WHAT IS NEEDED: Report all lines of the records that contain "Coast".

MATERIAL SUPPLIED:
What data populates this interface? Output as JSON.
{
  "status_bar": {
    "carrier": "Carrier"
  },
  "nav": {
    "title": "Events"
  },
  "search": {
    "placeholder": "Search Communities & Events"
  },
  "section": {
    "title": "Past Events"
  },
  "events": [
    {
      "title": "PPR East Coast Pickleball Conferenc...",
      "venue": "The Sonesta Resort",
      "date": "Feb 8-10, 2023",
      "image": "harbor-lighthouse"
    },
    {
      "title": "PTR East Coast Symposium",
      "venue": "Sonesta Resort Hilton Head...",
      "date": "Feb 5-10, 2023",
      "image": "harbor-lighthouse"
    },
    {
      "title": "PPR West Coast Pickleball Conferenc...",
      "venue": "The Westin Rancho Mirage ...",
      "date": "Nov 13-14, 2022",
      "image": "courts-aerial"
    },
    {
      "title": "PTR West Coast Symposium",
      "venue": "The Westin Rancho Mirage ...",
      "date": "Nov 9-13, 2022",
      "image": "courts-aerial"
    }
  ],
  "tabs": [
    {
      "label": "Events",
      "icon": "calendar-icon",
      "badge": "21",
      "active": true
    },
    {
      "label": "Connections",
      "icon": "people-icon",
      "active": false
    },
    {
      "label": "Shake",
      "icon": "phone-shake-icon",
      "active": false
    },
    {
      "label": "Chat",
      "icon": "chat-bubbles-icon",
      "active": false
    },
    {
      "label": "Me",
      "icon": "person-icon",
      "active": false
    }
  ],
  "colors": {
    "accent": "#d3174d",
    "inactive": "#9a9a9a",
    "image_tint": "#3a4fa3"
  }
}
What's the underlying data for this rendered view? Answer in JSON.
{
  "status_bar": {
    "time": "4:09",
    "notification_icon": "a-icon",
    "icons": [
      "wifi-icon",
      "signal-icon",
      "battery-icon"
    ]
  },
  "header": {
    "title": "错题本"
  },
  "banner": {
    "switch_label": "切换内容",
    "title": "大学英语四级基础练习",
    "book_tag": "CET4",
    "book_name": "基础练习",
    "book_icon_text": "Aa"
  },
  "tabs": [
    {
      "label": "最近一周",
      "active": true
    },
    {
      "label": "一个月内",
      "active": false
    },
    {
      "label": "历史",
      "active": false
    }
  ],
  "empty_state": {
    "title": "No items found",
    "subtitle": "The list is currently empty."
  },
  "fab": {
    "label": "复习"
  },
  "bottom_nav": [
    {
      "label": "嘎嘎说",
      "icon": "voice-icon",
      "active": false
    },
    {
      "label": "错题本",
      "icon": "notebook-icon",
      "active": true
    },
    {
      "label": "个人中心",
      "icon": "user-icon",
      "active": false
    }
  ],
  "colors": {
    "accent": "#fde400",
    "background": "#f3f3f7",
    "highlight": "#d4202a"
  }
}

REPLY:
      "title": "PPR East Coast Pickleball Conferenc...",
      "title": "PTR East Coast Symposium",
      "title": "PPR West Coast Pickleball Conferenc...",
      "title": "PTR West Coast Symposium",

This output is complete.